NEW YORK/LONDON, March 17 (Reuters) - Copper maintained momentum near one-week highs late Wednesday, buoyed by falling inventories, talk of a Chinese yuan revaluation and improved economic sentiment from a U.S. Federal Reserve pledge to keep interest rates low for some time.
Copper for May delivery HGK0 on the New York Mercantile Exchange's COMEX division jumped 5.30 cents, or 1.6 percent, to settle at $3.4180 per lb, after dealing in a session range between $3.3715 and $3.4360, its loftiest level since March 10. In after-hours trade, prices of the metal used in power and construction were trading above $3.42.
On the London Metal Exchange, benchmark copper CMCU3 hit a one-week high of $7,547.25 a tonne, before closing at $7,534 a tonne in rings from $7,400 on Tuesday. After the close, copper climbed to $7,550.50.
Follow-through momentum from the U.S. Federal Reserve's pledge late Tuesday to keep interest rates near zero for an extended period powered copper prices higher, analysts said.
"The general belief now is we are emerging from recession and that there are brighter days ahead. I think that's the general theme in commodities right now, and copper is a prime benefactor of that," said Michael Gross, futures analyst with Optionsellers.com in Tampa, Florida.

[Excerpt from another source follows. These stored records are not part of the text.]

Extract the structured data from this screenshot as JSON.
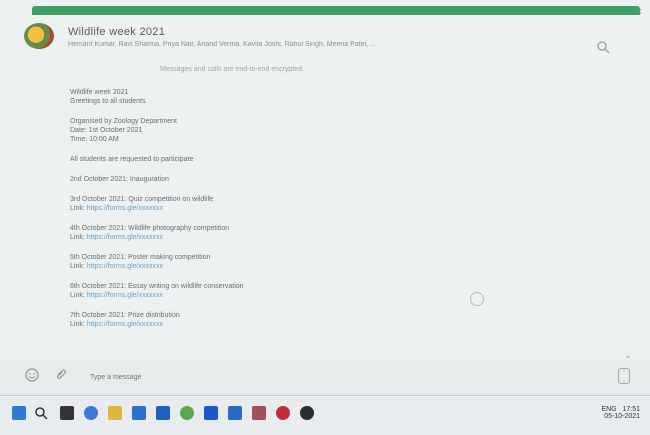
{
  "window": {
    "title": "Wildlife week 2021",
    "participants": "Hemant Kumar, Ravi Sharma, Priya Nair, Anand Verma, Kavita Joshi, Rahul Singh, Meena Patel, ...",
    "subline": "Messages and calls are end-to-end encrypted.",
    "close_glyph": "×"
  },
  "chat": {
    "messages": [
      {
        "lines": [
          "Wildlife week 2021",
          "Greetings to all students"
        ]
      },
      {
        "lines": [
          "Organised by Zoology Department",
          "Date: 1st October 2021",
          "Time: 10:00 AM"
        ]
      },
      {
        "lines": [
          "All students are requested to participate"
        ]
      },
      {
        "lines": [
          "2nd October 2021: Inauguration"
        ]
      },
      {
        "lines": [
          "3rd October 2021: Quiz competition on wildlife",
          "Link:"
        ],
        "link": "https://forms.gle/xxxxxxx"
      },
      {
        "lines": [
          "4th October 2021: Wildlife photography competition",
          "Link:"
        ],
        "link": "https://forms.gle/xxxxxxx"
      },
      {
        "lines": [
          "5th October 2021: Poster making competition",
          "Link:"
        ],
        "link": "https://forms.gle/xxxxxxx"
      },
      {
        "lines": [
          "6th October 2021: Essay writing on wildlife conservation",
          "Link:"
        ],
        "link": "https://forms.gle/xxxxxxx"
      },
      {
        "lines": [
          "7th October 2021: Prize distribution",
          "Link:"
        ],
        "link": "https://forms.gle/xxxxxxx"
      }
    ]
  },
  "composer": {
    "placeholder": "Type a message"
  },
  "tray": {
    "time": "17:51",
    "date": "05-10-2021",
    "lang": "ENG"
  }
}
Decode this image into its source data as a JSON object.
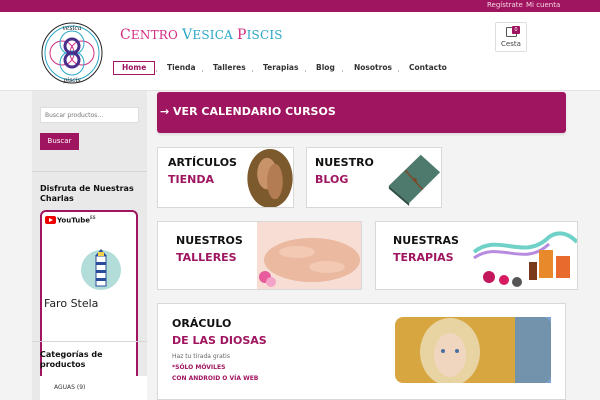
{
  "topbar": {
    "register": "Regístrate",
    "account": "Mi cuenta",
    "color": "#a0155f"
  },
  "brand": {
    "part1": "C",
    "part2": "ENTRO ",
    "part3": "V",
    "part4": "ESICA ",
    "part5": "P",
    "part6": "ISCIS",
    "logo_text_top": "vesica",
    "logo_text_bottom": "piscis"
  },
  "cart": {
    "label": "Cesta",
    "count": "0",
    "icon": "shopping-bag-icon"
  },
  "nav": {
    "items": [
      "Home",
      "Tienda",
      "Talleres",
      "Terapias",
      "Blog",
      "Nosotros",
      "Contacto"
    ],
    "active": "Home"
  },
  "sidebar": {
    "search_placeholder": "Buscar productos…",
    "search_button": "Buscar",
    "charlas_heading": "Disfruta de Nuestras Charlas",
    "youtube_label": "YouTube",
    "youtube_sup": "ES",
    "faro_text": "Faro Stela",
    "categories_heading": "Categorías de productos",
    "categories": [
      {
        "label": "AGUAS (9)"
      }
    ]
  },
  "main": {
    "banner": "→ VER CALENDARIO CURSOS",
    "cards": {
      "articulos": {
        "line1": "ARTÍCULOS",
        "line2": "TIENDA"
      },
      "blog": {
        "line1": "NUESTRO",
        "line2": "BLOG"
      },
      "talleres": {
        "line1": "NUESTROS",
        "line2": "TALLERES"
      },
      "terapias": {
        "line1": "NUESTRAS",
        "line2": "TERAPIAS"
      },
      "oraculo": {
        "line1": "ORÁCULO",
        "line2": "DE LAS DIOSAS",
        "sub": "Haz tu tirada gratis",
        "sub2": "*SÓLO MÓVILES",
        "sub3": "CON ANDROID O VÍA WEB"
      }
    }
  }
}
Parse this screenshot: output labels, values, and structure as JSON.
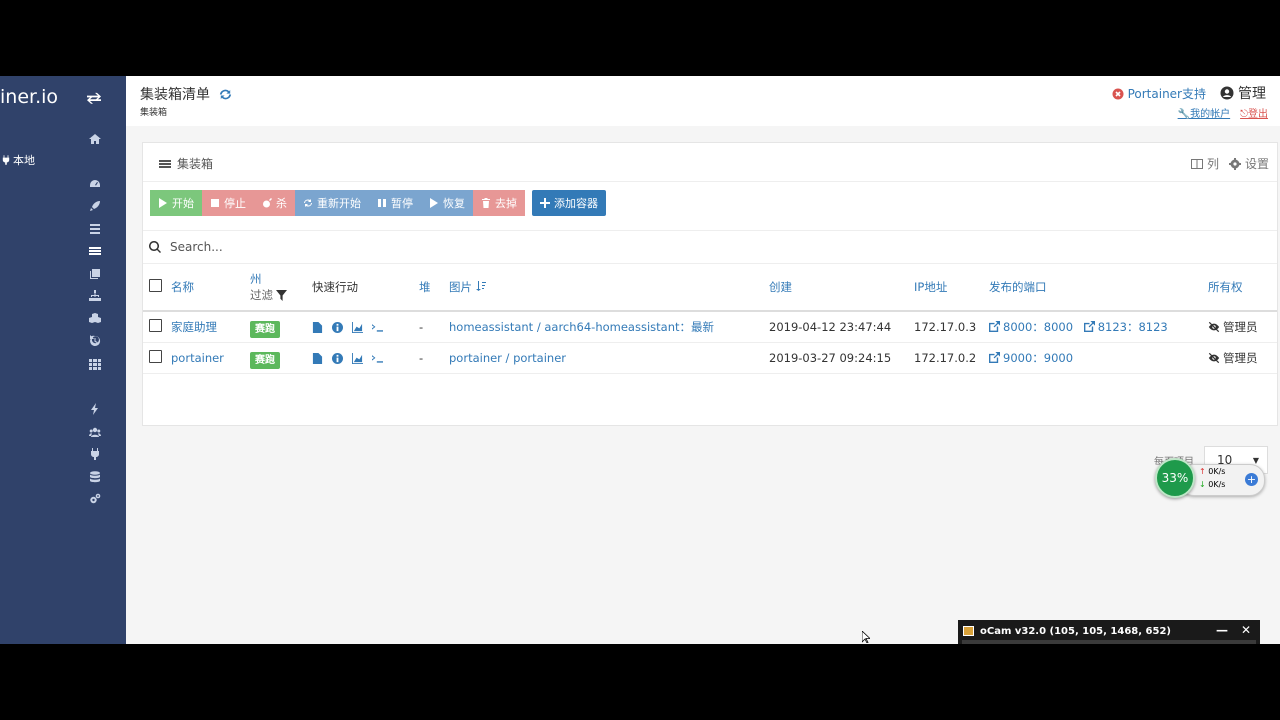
{
  "sidebar": {
    "brand": "iner.io",
    "endpoint": "本地"
  },
  "header": {
    "title": "集装箱清单",
    "subtitle": "集装箱",
    "support": "Portainer支持",
    "admin": "管理",
    "my_account": "我的帐户",
    "logout": "登出"
  },
  "widget": {
    "title": "集装箱",
    "columns_label": "列",
    "settings_label": "设置"
  },
  "toolbar": {
    "start": "开始",
    "stop": "停止",
    "kill": "杀",
    "restart": "重新开始",
    "pause": "暂停",
    "resume": "恢复",
    "remove": "去掉",
    "add": "添加容器"
  },
  "search": {
    "placeholder": "Search..."
  },
  "table": {
    "headers": {
      "name": "名称",
      "state": "州",
      "filter": "过滤",
      "quick_actions": "快速行动",
      "stack": "堆",
      "image": "图片",
      "created": "创建",
      "ip": "IP地址",
      "ports": "发布的端口",
      "ownership": "所有权"
    },
    "rows": [
      {
        "name": "家庭助理",
        "state": "赛跑",
        "stack": "-",
        "image": "homeassistant / aarch64-homeassistant：最新",
        "created": "2019-04-12 23:47:44",
        "ip": "172.17.0.3",
        "port1": "8000：8000",
        "port2": "8123：8123",
        "ownership": "管理员"
      },
      {
        "name": "portainer",
        "state": "赛跑",
        "stack": "-",
        "image": "portainer / portainer",
        "created": "2019-03-27 09:24:15",
        "ip": "172.17.0.2",
        "port1": "9000：9000",
        "ownership": "管理员"
      }
    ]
  },
  "pagination": {
    "label": "每页项目",
    "value": "10"
  },
  "speed_widget": {
    "percent": "33%",
    "up": "0K/s",
    "down": "0K/s"
  },
  "ocam": {
    "title": "oCam v32.0 (105, 105, 1468, 652)"
  },
  "colors": {
    "sidebar": "#30426a",
    "primary": "#337ab7",
    "running": "#5cb85c"
  }
}
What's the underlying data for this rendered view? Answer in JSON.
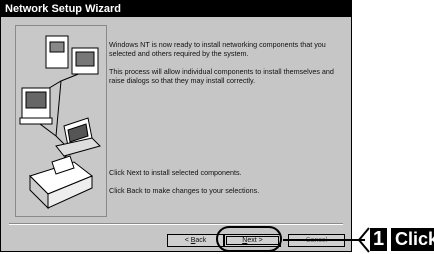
{
  "window": {
    "title": "Network Setup Wizard"
  },
  "content": {
    "paragraph1": "Windows NT is now ready to install networking components that you selected and others required by the system.",
    "paragraph2": "This process will allow individual components to install themselves and raise dialogs so that they may install correctly.",
    "paragraph3": "Click Next to install selected components.",
    "paragraph4": "Click Back to make changes to your selections."
  },
  "buttons": {
    "back_prefix": "< ",
    "back_accel": "B",
    "back_rest": "ack",
    "next_accel": "N",
    "next_rest": "ext >",
    "cancel": "Cancel"
  },
  "annotation": {
    "step_number": "1",
    "action": "Click"
  }
}
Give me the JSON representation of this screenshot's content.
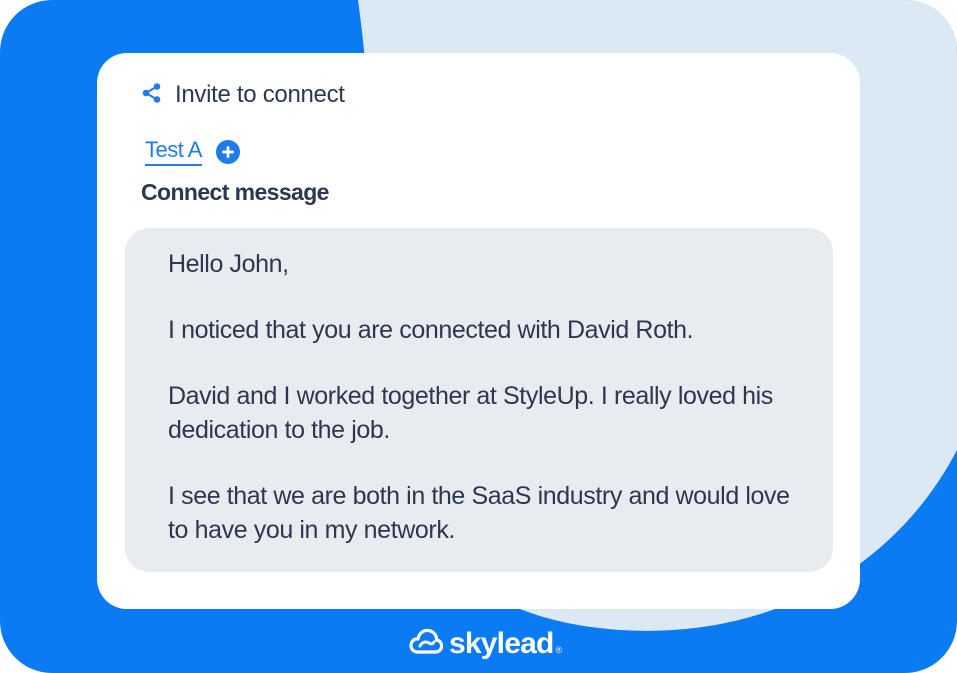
{
  "header": {
    "icon": "share-icon",
    "title": "Invite to connect"
  },
  "tabs": [
    {
      "label": "Test A",
      "active": true
    }
  ],
  "add_tab_icon": "plus-circle-icon",
  "section": {
    "title": "Connect message"
  },
  "message": {
    "paragraphs": [
      "Hello John,",
      "I noticed that you are connected with David Roth.",
      "David and I worked together at StyleUp. I really loved his dedication to the job.",
      "I see that we are both in the SaaS industry and would love to have you in my network."
    ]
  },
  "brand": {
    "logo_icon": "cloud-logo-icon",
    "name": "skylead",
    "registered_mark": "®"
  },
  "colors": {
    "primary_blue": "#0a7bf2",
    "light_blue": "#dbe9f5",
    "text_dark": "#2c3850",
    "link_blue": "#1f7cea",
    "message_bg": "#e8ebef"
  }
}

Robin Bhar, an analyst at Credit Agricole, said lower rates will help stimulate growth in the United States, which should help feed into demand for metals.
Stocks of copper in LME warehouses are down 26,750 tonnes since March 1 to a two-month low of 525,575 tonnes.
They are expected to fall further in the second quarter, traditionally the strongest for metals demand.
"It's been a good downtrend," Bhar said.
"Twelve months ago we were in the midst of the downturn. Twelve months on all of that's history," he said. "China's growing quickly and we are expecting growth elsewhere to pick up. We're all set for a reasonably strong Q2."
China repeated its commitment to a stable exchange rate after the U.S. Congress threatened to levy duties on some Chinese exports unless it revalues its currency.
However, some analysts think there is a chance China will allow the yuan to rise against the dollar.
"The underlying message is the yuan will be revalued in some form," said John Meyer, analyst at investment bank Fairfax. "That would be good for metals because China is such a major buyer ... a revaluation makes metals look cheaper in China."
China is the world's largest consumer of copper. It is also the largest consumer and producer of aluminum.
Aluminum CMAL3, used in transport and packaging, hit a two-month high of $2,303 a tonne. It closed at $2,295 a tonne from $2,258 on Tuesday.
The metal has been supported by financing deals, said to have tied up about 70 percent of LME stocks, to release cash for producers and earn high returns for banks.
Sentiment has also been reinforced by a rise in canceled warrants -- material tagged for delivery -- on LME stocks. Aluminum canceled warrants stand at 6.7 percent of total stocks at 4,546,025 -- nearly 95,000 tonnes below the record high above 4.64 million tonnes hit on Jan. 21. Zinc CMZN3, used to galvanize steel, was at $2,345 a tonne from $2,307 and battery material lead CMPB3 traded at $2,255 a tonne from $2,220. Tin CMSN3 traded at $17,750 a tonne from Tuesday's last bid at $17,550 and stainless steel ingredient nickel CMNI3 was at $22,250 from $21,875.